"I'm great. You look great," I told the woman who looked like she walked out of a Max Factor ad. "You look the same as you always have," I lied. I don't know why I say stuff like that; it's verbal auto-pilot. My 89-year-old mother points out that it's not such a compliment when someone tells her she looks the same as always. "I hope I didn't look like this in my 30s" is her response.
"You look great, too," the former high school beauty queen responded, but her "too" had that lingering question mark tone that trailed off at the end and hung over our heads, telling me she was also lying.
"Oh, please. Thanks anyway. I just rolled out of bed and didn't do my hair, and these clothes, ugh, and I just was hurrying in for a few things. That's when you always see someone from high school." I chuckled as if it were truly funny.
"Oh, I know what you mean,” she said. But she didn't know. She hasn't had a naked face or crazy hair since her first day of kindergarten in 1968. She never leaves home without full face armor and a helmet of perfect hair, ready for battle in the war against aging. Her shirt was blingy and her jeans were clingy. And nothing, I mean nothing, sagged on her. Clearly, she’d had work done.
We exchanged a few more pleasantries and then said we had to get home to fix dinner. But I knew in my heart my family would be served cereal for dinner that night; I’d lost my mojo by the Ho Hos.
As I got into my car to leave, I caught a glance of my face in the rearview mirror. It was worse than I’d thought. My lipstick, which I’d applied quickly after pulling into my parking spot earlier, had missed the mark. It went above the top lip and below the bottom one. I looked like I was on my way to an interview with Barnum and Bailey. The only thing that could bring my post-accidental-meeting-with-a-beauty-queen humiliation lower would be….” Yep. A stalactite was hanging in my right nostril. And Miss America was much taller than I.
My depression rising, I pulled into the driveway and began unloading groceries. The time was 1:34.
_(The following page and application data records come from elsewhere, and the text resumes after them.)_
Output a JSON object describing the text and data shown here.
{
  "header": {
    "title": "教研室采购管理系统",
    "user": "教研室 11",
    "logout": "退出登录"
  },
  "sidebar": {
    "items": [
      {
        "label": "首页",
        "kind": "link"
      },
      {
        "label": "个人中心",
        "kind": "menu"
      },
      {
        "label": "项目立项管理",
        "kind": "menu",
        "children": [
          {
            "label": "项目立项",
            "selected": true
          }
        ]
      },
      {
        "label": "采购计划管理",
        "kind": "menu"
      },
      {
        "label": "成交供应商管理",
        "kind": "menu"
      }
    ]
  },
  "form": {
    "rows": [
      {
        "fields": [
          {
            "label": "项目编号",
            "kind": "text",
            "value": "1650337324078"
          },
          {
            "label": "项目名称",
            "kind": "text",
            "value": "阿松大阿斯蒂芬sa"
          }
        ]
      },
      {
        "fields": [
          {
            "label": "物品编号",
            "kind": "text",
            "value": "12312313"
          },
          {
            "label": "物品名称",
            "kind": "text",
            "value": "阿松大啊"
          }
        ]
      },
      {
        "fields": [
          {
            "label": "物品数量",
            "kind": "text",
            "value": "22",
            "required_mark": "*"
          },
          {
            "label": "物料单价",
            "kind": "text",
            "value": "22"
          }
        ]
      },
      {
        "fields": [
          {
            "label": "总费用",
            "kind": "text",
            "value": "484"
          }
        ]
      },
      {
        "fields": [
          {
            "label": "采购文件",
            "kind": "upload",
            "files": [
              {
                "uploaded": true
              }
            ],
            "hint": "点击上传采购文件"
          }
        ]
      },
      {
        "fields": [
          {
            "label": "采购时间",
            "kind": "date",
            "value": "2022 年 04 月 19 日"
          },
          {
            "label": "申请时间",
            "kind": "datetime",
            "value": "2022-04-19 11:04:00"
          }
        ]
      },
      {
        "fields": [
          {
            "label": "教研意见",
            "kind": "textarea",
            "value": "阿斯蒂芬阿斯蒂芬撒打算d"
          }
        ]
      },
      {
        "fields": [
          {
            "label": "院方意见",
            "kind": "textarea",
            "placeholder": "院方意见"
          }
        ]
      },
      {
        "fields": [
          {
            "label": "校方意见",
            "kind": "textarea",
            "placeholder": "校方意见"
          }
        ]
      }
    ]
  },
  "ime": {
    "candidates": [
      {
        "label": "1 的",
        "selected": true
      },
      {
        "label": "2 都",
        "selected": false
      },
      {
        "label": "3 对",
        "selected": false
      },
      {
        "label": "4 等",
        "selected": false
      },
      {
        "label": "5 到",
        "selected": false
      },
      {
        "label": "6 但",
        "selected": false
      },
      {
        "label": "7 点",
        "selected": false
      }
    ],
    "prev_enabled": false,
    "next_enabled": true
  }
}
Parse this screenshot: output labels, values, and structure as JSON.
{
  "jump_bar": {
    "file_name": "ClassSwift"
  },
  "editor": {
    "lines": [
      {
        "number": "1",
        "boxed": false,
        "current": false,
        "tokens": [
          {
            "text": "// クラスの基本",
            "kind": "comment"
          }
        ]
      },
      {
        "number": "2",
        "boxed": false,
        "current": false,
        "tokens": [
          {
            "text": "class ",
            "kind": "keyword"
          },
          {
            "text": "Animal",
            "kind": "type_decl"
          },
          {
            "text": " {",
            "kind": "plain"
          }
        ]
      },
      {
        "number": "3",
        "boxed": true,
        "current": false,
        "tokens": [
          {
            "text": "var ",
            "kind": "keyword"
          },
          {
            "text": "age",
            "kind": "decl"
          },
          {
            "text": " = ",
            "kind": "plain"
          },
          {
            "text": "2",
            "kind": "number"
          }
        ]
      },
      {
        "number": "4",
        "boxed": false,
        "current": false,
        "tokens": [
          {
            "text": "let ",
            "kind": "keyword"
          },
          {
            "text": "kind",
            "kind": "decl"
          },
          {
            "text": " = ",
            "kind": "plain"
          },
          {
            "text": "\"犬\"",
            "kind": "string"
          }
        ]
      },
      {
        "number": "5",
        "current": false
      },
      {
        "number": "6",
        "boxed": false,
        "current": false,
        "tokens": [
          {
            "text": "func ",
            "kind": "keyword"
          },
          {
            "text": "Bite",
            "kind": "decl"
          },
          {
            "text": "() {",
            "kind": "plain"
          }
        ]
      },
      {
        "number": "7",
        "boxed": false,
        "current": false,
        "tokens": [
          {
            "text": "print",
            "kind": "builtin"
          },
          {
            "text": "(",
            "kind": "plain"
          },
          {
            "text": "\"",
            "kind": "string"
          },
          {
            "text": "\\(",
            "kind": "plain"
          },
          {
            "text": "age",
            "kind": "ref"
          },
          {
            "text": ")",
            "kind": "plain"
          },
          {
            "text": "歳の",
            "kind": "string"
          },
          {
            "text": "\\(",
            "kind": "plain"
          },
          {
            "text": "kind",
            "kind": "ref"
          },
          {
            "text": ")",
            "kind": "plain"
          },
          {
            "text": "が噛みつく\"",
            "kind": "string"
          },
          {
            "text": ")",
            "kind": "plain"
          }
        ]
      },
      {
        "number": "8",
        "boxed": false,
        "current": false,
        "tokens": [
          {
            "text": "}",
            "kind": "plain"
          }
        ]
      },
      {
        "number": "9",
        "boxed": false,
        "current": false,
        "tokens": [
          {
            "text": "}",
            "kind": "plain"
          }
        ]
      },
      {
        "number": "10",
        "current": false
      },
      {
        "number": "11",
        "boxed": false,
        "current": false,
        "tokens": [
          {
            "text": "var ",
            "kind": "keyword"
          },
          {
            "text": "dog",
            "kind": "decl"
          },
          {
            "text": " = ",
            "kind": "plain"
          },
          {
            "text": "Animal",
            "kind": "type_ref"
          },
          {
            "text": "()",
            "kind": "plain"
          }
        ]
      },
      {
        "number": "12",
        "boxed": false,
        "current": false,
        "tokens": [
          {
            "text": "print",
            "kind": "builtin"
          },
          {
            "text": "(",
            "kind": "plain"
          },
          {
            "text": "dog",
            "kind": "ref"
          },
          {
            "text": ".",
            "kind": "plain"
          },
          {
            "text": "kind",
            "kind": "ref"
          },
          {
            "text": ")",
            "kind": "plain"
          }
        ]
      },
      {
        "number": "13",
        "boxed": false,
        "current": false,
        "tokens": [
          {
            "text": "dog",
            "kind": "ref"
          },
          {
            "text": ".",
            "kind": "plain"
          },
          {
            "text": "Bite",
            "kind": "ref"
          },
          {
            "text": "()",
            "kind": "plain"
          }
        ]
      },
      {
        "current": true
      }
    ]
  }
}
After quickly throwing all the frozen foods into the freezer, I realized I’d forgotten the mayo, yet again. To say it’s merely a staple in our home is calling oxygen a suggestion. Normally, given the choice between a condiment and that hunky television detective in a trench coat, I’d choose the latter. But I had a good excuse to return to the scene of my crime and redeem myself before it was too late. I changed into my sexiest non-muffin-top-inducing jeans and a clean tank top. I sprinkled my unwashed hair with baby powder to make it fluffy. I cleaned off the old mascara and applied new. It was 1:39 p.m.. Four minutes later, I was back at Walmart, ready to prove myself. I searched high and low, but my nemesis was nowhere to be found. I’d thought surely she would’ve been in the hair color aisle a little longer.
My ego trailing behind me with its head hung low, I drove back home, without the mayo. I resolved that perhaps Monday was not the best day to work so diligently. Yes, that was the problem! It was the wrong day of the week for all that running around and such. A little more R & R after the weekends is what I need. I served myself a bowl of ice cream; it had been a hard day. Monday will be my new “day of rest.”
I put Columbo in the DVD player. My spirits lifted after watching the murder, and I soon heard the squealing brakes of Cowboy’s bus. I ran to the door to greet him, now in my pajamas. We cozied up on the couch and ate the Rice Krispies I’d bought for dinner. He typed on his iPad, telling me about his busy day, and I changed the DVD to a movie of his choice.
I smiled broadly as I thought of my new resolution. Beginning next week, I’ll make Wild Wednesdays my chore days. And if that doesn’t work out, maybe Frantic Fridays will be better.